Filter the entries below down to the lines that hold "name".
Segment Start: MATERIAL FOR THIS EXERCISE
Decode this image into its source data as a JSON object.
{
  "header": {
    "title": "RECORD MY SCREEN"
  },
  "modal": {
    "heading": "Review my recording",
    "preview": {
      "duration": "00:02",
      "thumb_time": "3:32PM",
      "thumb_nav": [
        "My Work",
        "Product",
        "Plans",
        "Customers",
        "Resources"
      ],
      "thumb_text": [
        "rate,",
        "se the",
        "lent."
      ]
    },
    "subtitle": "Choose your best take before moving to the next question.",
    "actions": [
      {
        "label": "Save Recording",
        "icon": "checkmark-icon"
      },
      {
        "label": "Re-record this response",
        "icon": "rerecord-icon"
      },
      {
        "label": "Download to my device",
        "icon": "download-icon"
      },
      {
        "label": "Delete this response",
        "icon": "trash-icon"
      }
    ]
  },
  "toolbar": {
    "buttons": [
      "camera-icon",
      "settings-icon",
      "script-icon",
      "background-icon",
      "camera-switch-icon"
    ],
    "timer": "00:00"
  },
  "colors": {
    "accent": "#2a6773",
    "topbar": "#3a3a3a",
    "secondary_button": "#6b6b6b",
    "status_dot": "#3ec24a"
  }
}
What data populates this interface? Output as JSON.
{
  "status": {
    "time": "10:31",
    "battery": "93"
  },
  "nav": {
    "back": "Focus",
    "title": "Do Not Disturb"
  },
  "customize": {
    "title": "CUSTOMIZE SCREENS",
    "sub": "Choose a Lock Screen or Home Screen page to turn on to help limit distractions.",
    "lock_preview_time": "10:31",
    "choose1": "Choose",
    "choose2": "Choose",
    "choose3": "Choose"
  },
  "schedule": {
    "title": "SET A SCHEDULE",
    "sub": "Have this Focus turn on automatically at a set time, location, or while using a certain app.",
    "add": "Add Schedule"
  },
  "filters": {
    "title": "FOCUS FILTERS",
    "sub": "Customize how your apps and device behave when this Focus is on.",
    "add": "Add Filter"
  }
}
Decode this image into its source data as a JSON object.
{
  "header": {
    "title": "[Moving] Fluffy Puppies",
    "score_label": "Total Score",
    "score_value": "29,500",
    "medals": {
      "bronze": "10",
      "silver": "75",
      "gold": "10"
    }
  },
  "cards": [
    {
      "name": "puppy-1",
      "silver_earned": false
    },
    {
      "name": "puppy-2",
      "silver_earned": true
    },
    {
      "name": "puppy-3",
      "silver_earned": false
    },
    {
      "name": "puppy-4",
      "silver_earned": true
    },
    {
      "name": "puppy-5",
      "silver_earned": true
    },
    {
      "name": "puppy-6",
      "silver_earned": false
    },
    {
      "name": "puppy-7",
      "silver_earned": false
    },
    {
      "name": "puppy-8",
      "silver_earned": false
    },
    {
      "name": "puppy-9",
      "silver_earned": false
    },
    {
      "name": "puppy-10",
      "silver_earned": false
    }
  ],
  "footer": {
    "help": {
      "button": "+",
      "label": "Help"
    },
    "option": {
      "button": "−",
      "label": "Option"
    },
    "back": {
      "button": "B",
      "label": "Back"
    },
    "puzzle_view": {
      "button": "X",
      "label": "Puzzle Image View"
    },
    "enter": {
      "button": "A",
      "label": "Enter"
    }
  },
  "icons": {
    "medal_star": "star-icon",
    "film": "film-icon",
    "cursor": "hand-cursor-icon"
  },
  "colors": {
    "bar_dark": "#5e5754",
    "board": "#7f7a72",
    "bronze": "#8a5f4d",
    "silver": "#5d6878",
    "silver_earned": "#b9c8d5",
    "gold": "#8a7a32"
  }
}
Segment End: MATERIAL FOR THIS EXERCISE
SOLUTION:
      "name": "puppy-1",
      "name": "puppy-2",
      "name": "puppy-3",
      "name": "puppy-4",
      "name": "puppy-5",
      "name": "puppy-6",
      "name": "puppy-7",
      "name": "puppy-8",
      "name": "puppy-9",
      "name": "puppy-10",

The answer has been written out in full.